According to the proposed regulations, vocational vehicles such as garbage trucks would have to implement engine and vehicle standards that would result in 10 percent reductions in both greenhouse gas emissions and fuel consumption from model year 2014 to model year 2018. New standards for tractor-trailers would achieve 20 percent reductions in both greenhouse emissions and fuel consumption during the same timeframe, according to EPA and DOT. For heavy-duty pick-up trucks and vans, the agencies are proposing 10 percent reductions in both greenhouse gas emissions and fuel consumption for gasoline vehicles, and 15 percent reductions for diesel vehicles.
"These new standards are another step in our work to develop a new generation of clean, fuel-efficient American vehicles that will improve our environment and strengthen our economy," said EPA Administrator Lisa P. Jackson in a statement that accompanied the release of the proposal. "In addition to cutting greenhouse gas pollution, greater fuel economy will shrink fuel costs for small businesses that depend on pick-ups and heavy-duty vehicles, [for] shipping companies[,] and [for] cities and towns with fleets of these vehicles.

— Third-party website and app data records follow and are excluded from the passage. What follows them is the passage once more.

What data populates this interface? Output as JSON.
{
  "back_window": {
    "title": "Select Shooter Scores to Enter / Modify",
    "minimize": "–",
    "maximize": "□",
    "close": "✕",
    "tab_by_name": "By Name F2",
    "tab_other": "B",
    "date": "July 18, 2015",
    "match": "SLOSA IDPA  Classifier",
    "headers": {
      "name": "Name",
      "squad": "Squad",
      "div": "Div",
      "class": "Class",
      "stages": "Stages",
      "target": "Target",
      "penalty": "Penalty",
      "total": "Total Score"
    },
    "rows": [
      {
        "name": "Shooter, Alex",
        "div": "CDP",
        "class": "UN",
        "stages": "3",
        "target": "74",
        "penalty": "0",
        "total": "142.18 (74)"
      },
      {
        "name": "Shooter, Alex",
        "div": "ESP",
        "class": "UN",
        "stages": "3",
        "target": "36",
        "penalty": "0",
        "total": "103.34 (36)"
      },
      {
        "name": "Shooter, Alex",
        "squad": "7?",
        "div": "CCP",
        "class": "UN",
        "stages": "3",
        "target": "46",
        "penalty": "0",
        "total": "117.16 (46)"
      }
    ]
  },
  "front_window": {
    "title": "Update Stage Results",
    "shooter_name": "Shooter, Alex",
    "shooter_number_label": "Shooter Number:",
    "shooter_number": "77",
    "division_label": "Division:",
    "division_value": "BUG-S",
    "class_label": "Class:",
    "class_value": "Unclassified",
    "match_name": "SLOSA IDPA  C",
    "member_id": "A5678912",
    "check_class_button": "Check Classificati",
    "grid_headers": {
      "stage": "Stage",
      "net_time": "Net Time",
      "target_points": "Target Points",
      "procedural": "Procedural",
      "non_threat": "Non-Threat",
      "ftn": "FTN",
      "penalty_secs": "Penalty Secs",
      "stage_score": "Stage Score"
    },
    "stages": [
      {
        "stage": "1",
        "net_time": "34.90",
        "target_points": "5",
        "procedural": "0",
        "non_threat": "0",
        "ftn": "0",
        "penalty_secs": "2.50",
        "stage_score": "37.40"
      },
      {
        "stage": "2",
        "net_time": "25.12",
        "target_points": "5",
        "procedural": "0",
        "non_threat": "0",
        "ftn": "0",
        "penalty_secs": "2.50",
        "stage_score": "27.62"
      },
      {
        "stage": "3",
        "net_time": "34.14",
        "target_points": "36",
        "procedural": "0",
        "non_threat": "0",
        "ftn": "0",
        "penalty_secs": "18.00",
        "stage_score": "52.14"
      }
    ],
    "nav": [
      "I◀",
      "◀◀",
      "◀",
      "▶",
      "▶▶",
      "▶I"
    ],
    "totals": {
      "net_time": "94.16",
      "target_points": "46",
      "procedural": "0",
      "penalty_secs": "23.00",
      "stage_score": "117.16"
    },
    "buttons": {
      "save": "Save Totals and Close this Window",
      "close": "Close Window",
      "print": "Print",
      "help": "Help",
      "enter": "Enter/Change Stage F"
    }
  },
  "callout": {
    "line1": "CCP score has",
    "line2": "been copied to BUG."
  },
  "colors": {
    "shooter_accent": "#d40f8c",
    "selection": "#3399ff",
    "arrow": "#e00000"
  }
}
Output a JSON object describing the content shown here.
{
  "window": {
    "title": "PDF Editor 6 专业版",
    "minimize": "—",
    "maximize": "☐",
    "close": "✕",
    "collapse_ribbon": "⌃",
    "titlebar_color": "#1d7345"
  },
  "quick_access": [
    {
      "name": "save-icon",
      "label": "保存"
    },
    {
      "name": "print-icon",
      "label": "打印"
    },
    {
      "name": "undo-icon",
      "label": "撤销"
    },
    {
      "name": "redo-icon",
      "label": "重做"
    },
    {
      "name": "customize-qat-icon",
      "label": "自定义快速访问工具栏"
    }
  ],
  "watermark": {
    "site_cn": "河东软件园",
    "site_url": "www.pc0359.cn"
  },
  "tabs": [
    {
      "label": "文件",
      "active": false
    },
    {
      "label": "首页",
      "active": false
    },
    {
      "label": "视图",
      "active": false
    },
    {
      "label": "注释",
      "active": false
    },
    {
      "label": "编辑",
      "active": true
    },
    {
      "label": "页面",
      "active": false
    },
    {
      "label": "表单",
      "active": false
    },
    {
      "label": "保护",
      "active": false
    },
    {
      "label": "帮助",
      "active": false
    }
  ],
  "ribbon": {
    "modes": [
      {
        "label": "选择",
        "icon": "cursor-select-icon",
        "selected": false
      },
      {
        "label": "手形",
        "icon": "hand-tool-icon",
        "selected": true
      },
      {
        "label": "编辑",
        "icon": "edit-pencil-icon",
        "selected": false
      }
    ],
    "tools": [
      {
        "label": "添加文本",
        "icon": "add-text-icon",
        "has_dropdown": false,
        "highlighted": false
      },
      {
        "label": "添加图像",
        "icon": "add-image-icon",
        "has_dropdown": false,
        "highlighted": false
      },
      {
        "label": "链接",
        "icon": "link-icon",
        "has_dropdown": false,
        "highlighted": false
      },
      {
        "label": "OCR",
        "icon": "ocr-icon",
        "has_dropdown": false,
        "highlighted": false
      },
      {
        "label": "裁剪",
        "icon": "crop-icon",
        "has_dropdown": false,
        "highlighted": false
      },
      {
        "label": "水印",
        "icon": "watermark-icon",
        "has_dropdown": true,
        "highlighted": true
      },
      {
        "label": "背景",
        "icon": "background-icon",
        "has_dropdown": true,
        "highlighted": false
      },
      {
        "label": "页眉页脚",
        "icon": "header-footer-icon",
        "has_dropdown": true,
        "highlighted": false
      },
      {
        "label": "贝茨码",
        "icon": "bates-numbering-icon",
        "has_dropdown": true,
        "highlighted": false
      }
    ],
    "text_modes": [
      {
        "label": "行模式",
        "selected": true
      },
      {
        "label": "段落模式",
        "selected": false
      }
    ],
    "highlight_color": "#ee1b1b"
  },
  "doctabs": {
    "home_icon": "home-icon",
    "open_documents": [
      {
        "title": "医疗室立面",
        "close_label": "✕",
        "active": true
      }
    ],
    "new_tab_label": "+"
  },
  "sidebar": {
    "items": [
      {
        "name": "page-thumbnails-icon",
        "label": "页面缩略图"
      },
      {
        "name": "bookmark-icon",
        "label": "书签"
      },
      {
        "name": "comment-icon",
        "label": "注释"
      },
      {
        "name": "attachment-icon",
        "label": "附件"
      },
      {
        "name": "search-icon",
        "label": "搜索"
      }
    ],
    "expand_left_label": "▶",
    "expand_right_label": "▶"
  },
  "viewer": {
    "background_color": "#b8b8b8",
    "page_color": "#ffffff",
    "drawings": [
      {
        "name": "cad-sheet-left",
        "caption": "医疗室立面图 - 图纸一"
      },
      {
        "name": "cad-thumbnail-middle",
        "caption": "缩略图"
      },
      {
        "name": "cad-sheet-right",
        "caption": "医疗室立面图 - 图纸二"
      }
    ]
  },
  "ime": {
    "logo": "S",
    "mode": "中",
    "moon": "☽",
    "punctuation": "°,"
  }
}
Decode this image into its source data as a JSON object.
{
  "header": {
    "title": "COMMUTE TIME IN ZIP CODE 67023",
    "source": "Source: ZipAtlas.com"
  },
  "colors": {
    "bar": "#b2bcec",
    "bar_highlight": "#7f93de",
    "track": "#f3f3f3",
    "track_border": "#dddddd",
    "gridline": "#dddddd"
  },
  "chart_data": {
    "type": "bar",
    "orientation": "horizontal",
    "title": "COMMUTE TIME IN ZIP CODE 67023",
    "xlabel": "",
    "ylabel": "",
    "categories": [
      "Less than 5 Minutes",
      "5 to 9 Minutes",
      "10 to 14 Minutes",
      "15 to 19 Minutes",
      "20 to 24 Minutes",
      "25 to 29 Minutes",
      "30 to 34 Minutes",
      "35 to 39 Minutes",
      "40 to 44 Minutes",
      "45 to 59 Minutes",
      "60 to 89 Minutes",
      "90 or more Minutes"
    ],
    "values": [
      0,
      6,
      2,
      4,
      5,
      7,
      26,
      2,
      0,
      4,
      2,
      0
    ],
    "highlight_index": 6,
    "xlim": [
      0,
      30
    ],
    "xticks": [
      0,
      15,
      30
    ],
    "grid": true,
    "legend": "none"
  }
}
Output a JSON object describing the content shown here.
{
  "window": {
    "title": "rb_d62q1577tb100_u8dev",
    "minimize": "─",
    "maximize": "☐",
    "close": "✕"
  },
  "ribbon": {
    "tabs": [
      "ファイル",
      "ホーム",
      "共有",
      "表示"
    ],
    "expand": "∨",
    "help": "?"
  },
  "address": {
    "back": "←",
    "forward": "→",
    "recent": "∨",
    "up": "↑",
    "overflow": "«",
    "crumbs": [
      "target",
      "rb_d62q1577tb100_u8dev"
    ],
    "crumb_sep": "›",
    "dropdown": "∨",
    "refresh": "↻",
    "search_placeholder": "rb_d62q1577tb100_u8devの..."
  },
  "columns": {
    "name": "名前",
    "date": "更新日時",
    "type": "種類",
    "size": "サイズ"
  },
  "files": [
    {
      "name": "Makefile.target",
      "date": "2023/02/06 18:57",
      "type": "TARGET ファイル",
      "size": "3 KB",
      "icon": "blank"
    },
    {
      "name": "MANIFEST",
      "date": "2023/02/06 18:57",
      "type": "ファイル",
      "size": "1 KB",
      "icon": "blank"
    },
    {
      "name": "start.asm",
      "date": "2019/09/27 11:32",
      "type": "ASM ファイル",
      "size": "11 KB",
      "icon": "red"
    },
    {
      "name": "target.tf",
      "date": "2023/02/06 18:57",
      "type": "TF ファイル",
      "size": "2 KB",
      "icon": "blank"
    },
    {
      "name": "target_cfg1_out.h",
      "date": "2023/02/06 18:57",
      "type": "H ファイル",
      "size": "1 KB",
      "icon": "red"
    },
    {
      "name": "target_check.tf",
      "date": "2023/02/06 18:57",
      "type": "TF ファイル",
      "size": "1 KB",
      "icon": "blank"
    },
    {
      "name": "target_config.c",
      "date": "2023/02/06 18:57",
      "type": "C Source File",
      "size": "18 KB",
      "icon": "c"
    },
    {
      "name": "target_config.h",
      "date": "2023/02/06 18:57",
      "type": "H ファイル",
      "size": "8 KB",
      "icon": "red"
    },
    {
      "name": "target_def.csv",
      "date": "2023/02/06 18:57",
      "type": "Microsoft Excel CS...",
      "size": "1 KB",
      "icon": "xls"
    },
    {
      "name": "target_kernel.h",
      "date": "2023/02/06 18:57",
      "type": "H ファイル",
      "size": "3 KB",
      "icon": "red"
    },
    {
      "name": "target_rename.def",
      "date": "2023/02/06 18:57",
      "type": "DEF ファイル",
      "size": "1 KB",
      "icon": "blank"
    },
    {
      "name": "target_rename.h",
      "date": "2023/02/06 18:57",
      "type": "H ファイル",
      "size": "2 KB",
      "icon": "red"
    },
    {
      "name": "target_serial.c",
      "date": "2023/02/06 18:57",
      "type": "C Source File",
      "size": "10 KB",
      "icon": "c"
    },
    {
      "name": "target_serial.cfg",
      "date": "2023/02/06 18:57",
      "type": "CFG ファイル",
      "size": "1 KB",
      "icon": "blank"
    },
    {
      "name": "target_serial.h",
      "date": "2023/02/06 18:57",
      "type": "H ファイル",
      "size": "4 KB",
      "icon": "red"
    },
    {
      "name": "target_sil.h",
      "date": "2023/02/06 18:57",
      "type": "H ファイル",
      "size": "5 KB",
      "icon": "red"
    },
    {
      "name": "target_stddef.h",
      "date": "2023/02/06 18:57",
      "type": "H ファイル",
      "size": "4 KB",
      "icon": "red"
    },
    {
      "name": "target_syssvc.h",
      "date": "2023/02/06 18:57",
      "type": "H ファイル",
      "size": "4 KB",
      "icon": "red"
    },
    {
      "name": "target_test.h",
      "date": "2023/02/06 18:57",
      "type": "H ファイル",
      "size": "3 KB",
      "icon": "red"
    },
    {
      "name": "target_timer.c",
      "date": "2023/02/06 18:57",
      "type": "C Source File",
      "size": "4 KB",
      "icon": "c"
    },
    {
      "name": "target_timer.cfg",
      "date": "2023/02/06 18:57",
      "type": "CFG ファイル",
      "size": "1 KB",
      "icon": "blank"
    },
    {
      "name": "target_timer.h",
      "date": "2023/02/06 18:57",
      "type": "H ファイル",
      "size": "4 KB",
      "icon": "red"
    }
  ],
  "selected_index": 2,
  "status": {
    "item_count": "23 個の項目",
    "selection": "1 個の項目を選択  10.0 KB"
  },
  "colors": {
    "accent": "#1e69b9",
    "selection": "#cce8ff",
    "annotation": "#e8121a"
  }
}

Those savings can be invested in new jobs at home, rather than heading overseas and increasing our dependence on foreign oil."
EPA and DOT say the new standards would reduce greenhouse gas emissions by approximately 250 million metric tons and cut oil consumption by 500 million barrels over the lives of the vehicles produced during the first five years of the program. The standards also would provide $41 billion in net benefits over the lifetimes of model year 2014 to 2018 vehicles, the agencies estimate.
Warrenville, Ill.-based Navistar was apparently one of the few truck manufacturers to comment in the immediate aftermath of the proposal's release. "While it's too soon to evaluate all elements of the proposed regulations, we are committed to engaging with the EPA and DOT on this issue," said Daniel C. Ustian, chairman, president and CEO of Navistar, in a statement. "We look forward to working together with government and industry leaders in the months ahead to implement changes that will benefit the customers and communities we serve with cleaner, more fuel-efficient commercial vehicles."
One prominent environmental organization, The Sierra Club, says the agencies should be more aggressive. "The Sierra Club is pleased that the DOT and EPA have made a first step in setting these critical and necessary standards for heavy-duty trucks, but we urge the [Obama] Administration to aim even higher, and we believe that a 35 percent decrease in greenhouse gas emissions from long-haul tractors pulling van trailers by 2018 is possible by setting standards for trailers and additional steps."
The federal government will accept public comments on the proposed standards for 60 days following their late October publishing in the Federal Register. For more information on the proposal and how to submit comments, visit the EPA's website or the National Highway Traffic Safety Administration's website.
"Through new fuel-efficiency standards for trucks and buses, we will not only reduce transportation's environmental impact, we'll reduce the cost of transporting freight," said U.S. Transportation Secretary Ray LaHood in a statement. "This is a win-win for the environment, businesses and the American consumer."